> DIRECTIONS:
An identical copy of the data below is needed.

┌─ WORKING DATA

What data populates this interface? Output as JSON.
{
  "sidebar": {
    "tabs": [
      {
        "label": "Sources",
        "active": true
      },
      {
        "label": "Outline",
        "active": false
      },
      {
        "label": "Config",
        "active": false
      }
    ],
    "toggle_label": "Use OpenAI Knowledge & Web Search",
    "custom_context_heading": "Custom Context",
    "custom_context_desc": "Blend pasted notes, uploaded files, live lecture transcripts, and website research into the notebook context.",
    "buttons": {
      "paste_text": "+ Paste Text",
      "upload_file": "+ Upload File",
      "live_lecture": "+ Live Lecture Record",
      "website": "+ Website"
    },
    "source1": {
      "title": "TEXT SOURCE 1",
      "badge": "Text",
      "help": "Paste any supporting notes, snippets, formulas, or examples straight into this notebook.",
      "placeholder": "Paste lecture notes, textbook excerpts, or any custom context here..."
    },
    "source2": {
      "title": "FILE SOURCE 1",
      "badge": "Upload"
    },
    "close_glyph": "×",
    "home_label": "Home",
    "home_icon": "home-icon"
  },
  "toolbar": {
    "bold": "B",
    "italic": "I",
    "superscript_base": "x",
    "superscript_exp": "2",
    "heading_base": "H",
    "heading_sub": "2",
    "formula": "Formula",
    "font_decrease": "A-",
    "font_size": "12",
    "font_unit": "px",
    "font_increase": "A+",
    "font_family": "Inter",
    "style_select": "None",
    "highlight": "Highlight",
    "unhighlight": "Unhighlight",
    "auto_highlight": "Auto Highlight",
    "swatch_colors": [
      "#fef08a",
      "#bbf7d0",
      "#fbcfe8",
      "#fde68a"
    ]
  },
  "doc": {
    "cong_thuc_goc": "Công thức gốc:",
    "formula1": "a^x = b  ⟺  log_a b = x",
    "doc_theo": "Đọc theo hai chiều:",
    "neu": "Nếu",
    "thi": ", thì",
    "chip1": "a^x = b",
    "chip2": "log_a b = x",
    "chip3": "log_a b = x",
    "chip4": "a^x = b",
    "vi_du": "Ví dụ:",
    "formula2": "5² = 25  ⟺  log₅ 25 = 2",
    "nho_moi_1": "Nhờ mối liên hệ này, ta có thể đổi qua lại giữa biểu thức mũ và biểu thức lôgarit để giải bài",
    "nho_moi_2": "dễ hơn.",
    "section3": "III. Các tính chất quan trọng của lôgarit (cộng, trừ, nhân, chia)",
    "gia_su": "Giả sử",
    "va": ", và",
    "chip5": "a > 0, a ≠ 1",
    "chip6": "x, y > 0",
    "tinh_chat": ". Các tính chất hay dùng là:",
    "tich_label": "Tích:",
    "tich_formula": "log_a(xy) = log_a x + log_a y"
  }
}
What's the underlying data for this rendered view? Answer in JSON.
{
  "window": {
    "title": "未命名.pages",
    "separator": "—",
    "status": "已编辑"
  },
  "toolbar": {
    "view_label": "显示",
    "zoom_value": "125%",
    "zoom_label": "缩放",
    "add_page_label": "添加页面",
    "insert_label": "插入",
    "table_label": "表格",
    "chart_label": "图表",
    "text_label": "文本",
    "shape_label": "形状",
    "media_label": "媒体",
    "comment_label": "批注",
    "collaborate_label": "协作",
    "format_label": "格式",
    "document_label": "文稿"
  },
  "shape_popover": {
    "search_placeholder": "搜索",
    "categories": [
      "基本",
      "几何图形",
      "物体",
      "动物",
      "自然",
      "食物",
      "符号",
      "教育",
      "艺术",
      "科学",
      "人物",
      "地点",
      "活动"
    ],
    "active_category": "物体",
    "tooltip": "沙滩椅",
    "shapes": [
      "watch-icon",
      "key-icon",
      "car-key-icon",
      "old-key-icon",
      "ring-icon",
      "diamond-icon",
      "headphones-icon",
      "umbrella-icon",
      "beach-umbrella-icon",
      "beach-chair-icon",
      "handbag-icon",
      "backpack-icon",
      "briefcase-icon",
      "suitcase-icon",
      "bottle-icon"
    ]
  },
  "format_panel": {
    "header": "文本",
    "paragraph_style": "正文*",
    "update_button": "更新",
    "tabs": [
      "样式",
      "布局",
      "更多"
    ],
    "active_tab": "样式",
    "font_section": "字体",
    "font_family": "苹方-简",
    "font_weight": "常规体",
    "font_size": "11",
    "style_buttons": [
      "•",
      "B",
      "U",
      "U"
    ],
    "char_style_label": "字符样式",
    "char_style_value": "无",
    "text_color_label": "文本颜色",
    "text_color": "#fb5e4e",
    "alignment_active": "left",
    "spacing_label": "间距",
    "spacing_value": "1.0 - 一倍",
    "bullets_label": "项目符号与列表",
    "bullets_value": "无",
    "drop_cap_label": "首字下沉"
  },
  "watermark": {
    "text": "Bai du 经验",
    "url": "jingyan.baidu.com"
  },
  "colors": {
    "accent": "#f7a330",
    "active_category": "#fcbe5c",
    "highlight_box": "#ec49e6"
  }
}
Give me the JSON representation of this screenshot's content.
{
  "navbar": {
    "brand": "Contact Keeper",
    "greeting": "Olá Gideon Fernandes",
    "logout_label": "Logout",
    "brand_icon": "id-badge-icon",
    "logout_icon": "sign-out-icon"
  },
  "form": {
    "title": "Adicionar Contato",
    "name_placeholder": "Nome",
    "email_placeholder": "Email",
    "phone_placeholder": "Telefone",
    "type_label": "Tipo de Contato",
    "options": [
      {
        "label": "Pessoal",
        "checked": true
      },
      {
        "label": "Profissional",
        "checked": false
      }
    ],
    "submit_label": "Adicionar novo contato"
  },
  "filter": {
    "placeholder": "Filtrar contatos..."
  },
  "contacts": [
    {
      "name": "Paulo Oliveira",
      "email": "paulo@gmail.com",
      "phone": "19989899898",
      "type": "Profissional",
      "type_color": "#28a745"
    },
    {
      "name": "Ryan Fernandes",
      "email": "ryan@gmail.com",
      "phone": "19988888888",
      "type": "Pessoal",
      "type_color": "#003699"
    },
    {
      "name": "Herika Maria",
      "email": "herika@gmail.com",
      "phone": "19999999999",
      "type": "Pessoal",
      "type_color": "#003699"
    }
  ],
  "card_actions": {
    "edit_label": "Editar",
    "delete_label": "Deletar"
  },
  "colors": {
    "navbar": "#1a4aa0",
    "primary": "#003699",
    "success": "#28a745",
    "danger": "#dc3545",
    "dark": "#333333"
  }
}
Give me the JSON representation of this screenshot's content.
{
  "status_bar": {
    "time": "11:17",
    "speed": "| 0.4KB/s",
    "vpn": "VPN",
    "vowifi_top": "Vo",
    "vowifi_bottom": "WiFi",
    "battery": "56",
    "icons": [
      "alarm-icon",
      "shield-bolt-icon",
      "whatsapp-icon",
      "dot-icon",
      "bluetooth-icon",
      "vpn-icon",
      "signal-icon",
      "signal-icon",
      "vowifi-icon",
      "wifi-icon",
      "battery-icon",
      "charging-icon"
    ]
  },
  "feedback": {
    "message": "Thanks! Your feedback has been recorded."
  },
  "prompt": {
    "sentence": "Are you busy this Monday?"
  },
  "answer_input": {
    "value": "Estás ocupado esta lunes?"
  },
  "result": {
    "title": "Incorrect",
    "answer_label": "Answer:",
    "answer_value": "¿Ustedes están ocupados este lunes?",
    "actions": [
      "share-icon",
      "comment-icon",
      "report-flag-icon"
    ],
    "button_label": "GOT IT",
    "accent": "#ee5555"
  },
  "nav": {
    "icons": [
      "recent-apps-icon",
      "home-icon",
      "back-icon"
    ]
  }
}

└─

> RESPONSE TO THE EXERCISE:
What data populates this interface? Output as JSON.
{
  "sidebar": {
    "tabs": [
      {
        "label": "Sources",
        "active": true
      },
      {
        "label": "Outline",
        "active": false
      },
      {
        "label": "Config",
        "active": false
      }
    ],
    "toggle_label": "Use OpenAI Knowledge & Web Search",
    "custom_context_heading": "Custom Context",
    "custom_context_desc": "Blend pasted notes, uploaded files, live lecture transcripts, and website research into the notebook context.",
    "buttons": {
      "paste_text": "+ Paste Text",
      "upload_file": "+ Upload File",
      "live_lecture": "+ Live Lecture Record",
      "website": "+ Website"
    },
    "source1": {
      "title": "TEXT SOURCE 1",
      "badge": "Text",
      "help": "Paste any supporting notes, snippets, formulas, or examples straight into this notebook.",
      "placeholder": "Paste lecture notes, textbook excerpts, or any custom context here..."
    },
    "source2": {
      "title": "FILE SOURCE 1",
      "badge": "Upload"
    },
    "close_glyph": "×",
    "home_label": "Home",
    "home_icon": "home-icon"
  },
  "toolbar": {
    "bold": "B",
    "italic": "I",
    "superscript_base": "x",
    "superscript_exp": "2",
    "heading_base": "H",
    "heading_sub": "2",
    "formula": "Formula",
    "font_decrease": "A-",
    "font_size": "12",
    "font_unit": "px",
    "font_increase": "A+",
    "font_family": "Inter",
    "style_select": "None",
    "highlight": "Highlight",
    "unhighlight": "Unhighlight",
    "auto_highlight": "Auto Highlight",
    "swatch_colors": [
      "#fef08a",
      "#bbf7d0",
      "#fbcfe8",
      "#fde68a"
    ]
  },
  "doc": {
    "cong_thuc_goc": "Công thức gốc:",
    "formula1": "a^x = b  ⟺  log_a b = x",
    "doc_theo": "Đọc theo hai chiều:",
    "neu": "Nếu",
    "thi": ", thì",
    "chip1": "a^x = b",
    "chip2": "log_a b = x",
    "chip3": "log_a b = x",
    "chip4": "a^x = b",
    "vi_du": "Ví dụ:",
    "formula2": "5² = 25  ⟺  log₅ 25 = 2",
    "nho_moi_1": "Nhờ mối liên hệ này, ta có thể đổi qua lại giữa biểu thức mũ và biểu thức lôgarit để giải bài",
    "nho_moi_2": "dễ hơn.",
    "section3": "III. Các tính chất quan trọng của lôgarit (cộng, trừ, nhân, chia)",
    "gia_su": "Giả sử",
    "va": ", và",
    "chip5": "a > 0, a ≠ 1",
    "chip6": "x, y > 0",
    "tinh_chat": ". Các tính chất hay dùng là:",
    "tich_label": "Tích:",
    "tich_formula": "log_a(xy) = log_a x + log_a y"
  }
}
What's the underlying data for this rendered view? Answer in JSON.
{
  "window": {
    "title": "未命名.pages",
    "separator": "—",
    "status": "已编辑"
  },
  "toolbar": {
    "view_label": "显示",
    "zoom_value": "125%",
    "zoom_label": "缩放",
    "add_page_label": "添加页面",
    "insert_label": "插入",
    "table_label": "表格",
    "chart_label": "图表",
    "text_label": "文本",
    "shape_label": "形状",
    "media_label": "媒体",
    "comment_label": "批注",
    "collaborate_label": "协作",
    "format_label": "格式",
    "document_label": "文稿"
  },
  "shape_popover": {
    "search_placeholder": "搜索",
    "categories": [
      "基本",
      "几何图形",
      "物体",
      "动物",
      "自然",
      "食物",
      "符号",
      "教育",
      "艺术",
      "科学",
      "人物",
      "地点",
      "活动"
    ],
    "active_category": "物体",
    "tooltip": "沙滩椅",
    "shapes": [
      "watch-icon",
      "key-icon",
      "car-key-icon",
      "old-key-icon",
      "ring-icon",
      "diamond-icon",
      "headphones-icon",
      "umbrella-icon",
      "beach-umbrella-icon",
      "beach-chair-icon",
      "handbag-icon",
      "backpack-icon",
      "briefcase-icon",
      "suitcase-icon",
      "bottle-icon"
    ]
  },
  "format_panel": {
    "header": "文本",
    "paragraph_style": "正文*",
    "update_button": "更新",
    "tabs": [
      "样式",
      "布局",
      "更多"
    ],
    "active_tab": "样式",
    "font_section": "字体",
    "font_family": "苹方-简",
    "font_weight": "常规体",
    "font_size": "11",
    "style_buttons": [
      "•",
      "B",
      "U",
      "U"
    ],
    "char_style_label": "字符样式",
    "char_style_value": "无",
    "text_color_label": "文本颜色",
    "text_color": "#fb5e4e",
    "alignment_active": "left",
    "spacing_label": "间距",
    "spacing_value": "1.0 - 一倍",
    "bullets_label": "项目符号与列表",
    "bullets_value": "无",
    "drop_cap_label": "首字下沉"
  },
  "watermark": {
    "text": "Bai du 经验",
    "url": "jingyan.baidu.com"
  },
  "colors": {
    "accent": "#f7a330",
    "active_category": "#fcbe5c",
    "highlight_box": "#ec49e6"
  }
}
Give me the JSON representation of this screenshot's content.
{
  "navbar": {
    "brand": "Contact Keeper",
    "greeting": "Olá Gideon Fernandes",
    "logout_label": "Logout",
    "brand_icon": "id-badge-icon",
    "logout_icon": "sign-out-icon"
  },
  "form": {
    "title": "Adicionar Contato",
    "name_placeholder": "Nome",
    "email_placeholder": "Email",
    "phone_placeholder": "Telefone",
    "type_label": "Tipo de Contato",
    "options": [
      {
        "label": "Pessoal",
        "checked": true
      },
      {
        "label": "Profissional",
        "checked": false
      }
    ],
    "submit_label": "Adicionar novo contato"
  },
  "filter": {
    "placeholder": "Filtrar contatos..."
  },
  "contacts": [
    {
      "name": "Paulo Oliveira",
      "email": "paulo@gmail.com",
      "phone": "19989899898",
      "type": "Profissional",
      "type_color": "#28a745"
    },
    {
      "name": "Ryan Fernandes",
      "email": "ryan@gmail.com",
      "phone": "19988888888",
      "type": "Pessoal",
      "type_color": "#003699"
    },
    {
      "name": "Herika Maria",
      "email": "herika@gmail.com",
      "phone": "19999999999",
      "type": "Pessoal",
      "type_color": "#003699"
    }
  ],
  "card_actions": {
    "edit_label": "Editar",
    "delete_label": "Deletar"
  },
  "colors": {
    "navbar": "#1a4aa0",
    "primary": "#003699",
    "success": "#28a745",
    "danger": "#dc3545",
    "dark": "#333333"
  }
}
Give me the JSON representation of this screenshot's content.
{
  "status_bar": {
    "time": "11:17",
    "speed": "| 0.4KB/s",
    "vpn": "VPN",
    "vowifi_top": "Vo",
    "vowifi_bottom": "WiFi",
    "battery": "56",
    "icons": [
      "alarm-icon",
      "shield-bolt-icon",
      "whatsapp-icon",
      "dot-icon",
      "bluetooth-icon",
      "vpn-icon",
      "signal-icon",
      "signal-icon",
      "vowifi-icon",
      "wifi-icon",
      "battery-icon",
      "charging-icon"
    ]
  },
  "feedback": {
    "message": "Thanks! Your feedback has been recorded."
  },
  "prompt": {
    "sentence": "Are you busy this Monday?"
  },
  "answer_input": {
    "value": "Estás ocupado esta lunes?"
  },
  "result": {
    "title": "Incorrect",
    "answer_label": "Answer:",
    "answer_value": "¿Ustedes están ocupados este lunes?",
    "actions": [
      "share-icon",
      "comment-icon",
      "report-flag-icon"
    ],
    "button_label": "GOT IT",
    "accent": "#ee5555"
  },
  "nav": {
    "icons": [
      "recent-apps-icon",
      "home-icon",
      "back-icon"
    ]
  }
}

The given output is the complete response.